▶ [WHAT IS REQUIRED]:
Every line of the material must come back exactly as given.

▶ [DATA FOR PROCESSING]:

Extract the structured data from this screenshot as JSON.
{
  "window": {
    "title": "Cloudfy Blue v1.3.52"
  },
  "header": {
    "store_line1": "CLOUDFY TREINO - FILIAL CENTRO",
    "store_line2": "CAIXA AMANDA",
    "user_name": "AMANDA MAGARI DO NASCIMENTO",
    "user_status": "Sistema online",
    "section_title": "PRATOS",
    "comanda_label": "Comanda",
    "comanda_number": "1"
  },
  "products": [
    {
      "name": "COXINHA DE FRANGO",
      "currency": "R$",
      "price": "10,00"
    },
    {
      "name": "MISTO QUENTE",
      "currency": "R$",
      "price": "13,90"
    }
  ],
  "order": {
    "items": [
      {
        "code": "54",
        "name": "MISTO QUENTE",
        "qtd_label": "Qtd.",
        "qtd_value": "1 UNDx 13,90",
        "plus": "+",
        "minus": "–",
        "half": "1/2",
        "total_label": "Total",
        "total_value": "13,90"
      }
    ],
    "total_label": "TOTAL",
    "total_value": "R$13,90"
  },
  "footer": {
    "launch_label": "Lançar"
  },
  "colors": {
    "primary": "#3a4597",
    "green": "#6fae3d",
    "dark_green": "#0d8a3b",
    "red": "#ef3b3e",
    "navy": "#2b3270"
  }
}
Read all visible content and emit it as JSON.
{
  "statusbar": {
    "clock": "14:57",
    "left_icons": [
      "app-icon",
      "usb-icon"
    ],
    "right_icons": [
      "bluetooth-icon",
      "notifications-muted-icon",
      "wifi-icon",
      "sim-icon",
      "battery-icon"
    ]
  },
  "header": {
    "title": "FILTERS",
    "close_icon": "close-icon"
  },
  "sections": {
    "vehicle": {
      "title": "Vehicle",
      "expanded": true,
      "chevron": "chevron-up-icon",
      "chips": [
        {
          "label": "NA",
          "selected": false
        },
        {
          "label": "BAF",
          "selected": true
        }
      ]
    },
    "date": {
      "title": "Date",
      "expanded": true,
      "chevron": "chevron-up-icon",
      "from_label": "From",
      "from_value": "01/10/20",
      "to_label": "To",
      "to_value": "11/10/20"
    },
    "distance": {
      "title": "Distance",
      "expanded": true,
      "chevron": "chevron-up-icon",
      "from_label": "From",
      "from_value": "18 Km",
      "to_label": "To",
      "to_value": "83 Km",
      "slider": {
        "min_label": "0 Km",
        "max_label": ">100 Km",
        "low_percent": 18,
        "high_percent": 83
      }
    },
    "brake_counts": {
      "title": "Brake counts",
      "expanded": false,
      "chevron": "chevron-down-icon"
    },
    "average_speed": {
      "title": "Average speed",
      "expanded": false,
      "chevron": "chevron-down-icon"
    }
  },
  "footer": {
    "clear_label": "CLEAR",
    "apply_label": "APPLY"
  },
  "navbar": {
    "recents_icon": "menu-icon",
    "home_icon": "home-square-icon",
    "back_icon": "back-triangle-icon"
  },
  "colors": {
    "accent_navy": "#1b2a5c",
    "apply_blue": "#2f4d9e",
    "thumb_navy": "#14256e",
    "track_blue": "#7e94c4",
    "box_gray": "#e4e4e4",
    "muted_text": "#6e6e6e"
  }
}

▶ [RESPONSE TO THIS EXERCISE]:
Extract the structured data from this screenshot as JSON.
{
  "window": {
    "title": "Cloudfy Blue v1.3.52"
  },
  "header": {
    "store_line1": "CLOUDFY TREINO - FILIAL CENTRO",
    "store_line2": "CAIXA AMANDA",
    "user_name": "AMANDA MAGARI DO NASCIMENTO",
    "user_status": "Sistema online",
    "section_title": "PRATOS",
    "comanda_label": "Comanda",
    "comanda_number": "1"
  },
  "products": [
    {
      "name": "COXINHA DE FRANGO",
      "currency": "R$",
      "price": "10,00"
    },
    {
      "name": "MISTO QUENTE",
      "currency": "R$",
      "price": "13,90"
    }
  ],
  "order": {
    "items": [
      {
        "code": "54",
        "name": "MISTO QUENTE",
        "qtd_label": "Qtd.",
        "qtd_value": "1 UNDx 13,90",
        "plus": "+",
        "minus": "–",
        "half": "1/2",
        "total_label": "Total",
        "total_value": "13,90"
      }
    ],
    "total_label": "TOTAL",
    "total_value": "R$13,90"
  },
  "footer": {
    "launch_label": "Lançar"
  },
  "colors": {
    "primary": "#3a4597",
    "green": "#6fae3d",
    "dark_green": "#0d8a3b",
    "red": "#ef3b3e",
    "navy": "#2b3270"
  }
}
Read all visible content and emit it as JSON.
{
  "statusbar": {
    "clock": "14:57",
    "left_icons": [
      "app-icon",
      "usb-icon"
    ],
    "right_icons": [
      "bluetooth-icon",
      "notifications-muted-icon",
      "wifi-icon",
      "sim-icon",
      "battery-icon"
    ]
  },
  "header": {
    "title": "FILTERS",
    "close_icon": "close-icon"
  },
  "sections": {
    "vehicle": {
      "title": "Vehicle",
      "expanded": true,
      "chevron": "chevron-up-icon",
      "chips": [
        {
          "label": "NA",
          "selected": false
        },
        {
          "label": "BAF",
          "selected": true
        }
      ]
    },
    "date": {
      "title": "Date",
      "expanded": true,
      "chevron": "chevron-up-icon",
      "from_label": "From",
      "from_value": "01/10/20",
      "to_label": "To",
      "to_value": "11/10/20"
    },
    "distance": {
      "title": "Distance",
      "expanded": true,
      "chevron": "chevron-up-icon",
      "from_label": "From",
      "from_value": "18 Km",
      "to_label": "To",
      "to_value": "83 Km",
      "slider": {
        "min_label": "0 Km",
        "max_label": ">100 Km",
        "low_percent": 18,
        "high_percent": 83
      }
    },
    "brake_counts": {
      "title": "Brake counts",
      "expanded": false,
      "chevron": "chevron-down-icon"
    },
    "average_speed": {
      "title": "Average speed",
      "expanded": false,
      "chevron": "chevron-down-icon"
    }
  },
  "footer": {
    "clear_label": "CLEAR",
    "apply_label": "APPLY"
  },
  "navbar": {
    "recents_icon": "menu-icon",
    "home_icon": "home-square-icon",
    "back_icon": "back-triangle-icon"
  },
  "colors": {
    "accent_navy": "#1b2a5c",
    "apply_blue": "#2f4d9e",
    "thumb_navy": "#14256e",
    "track_blue": "#7e94c4",
    "box_gray": "#e4e4e4",
    "muted_text": "#6e6e6e"
  }
}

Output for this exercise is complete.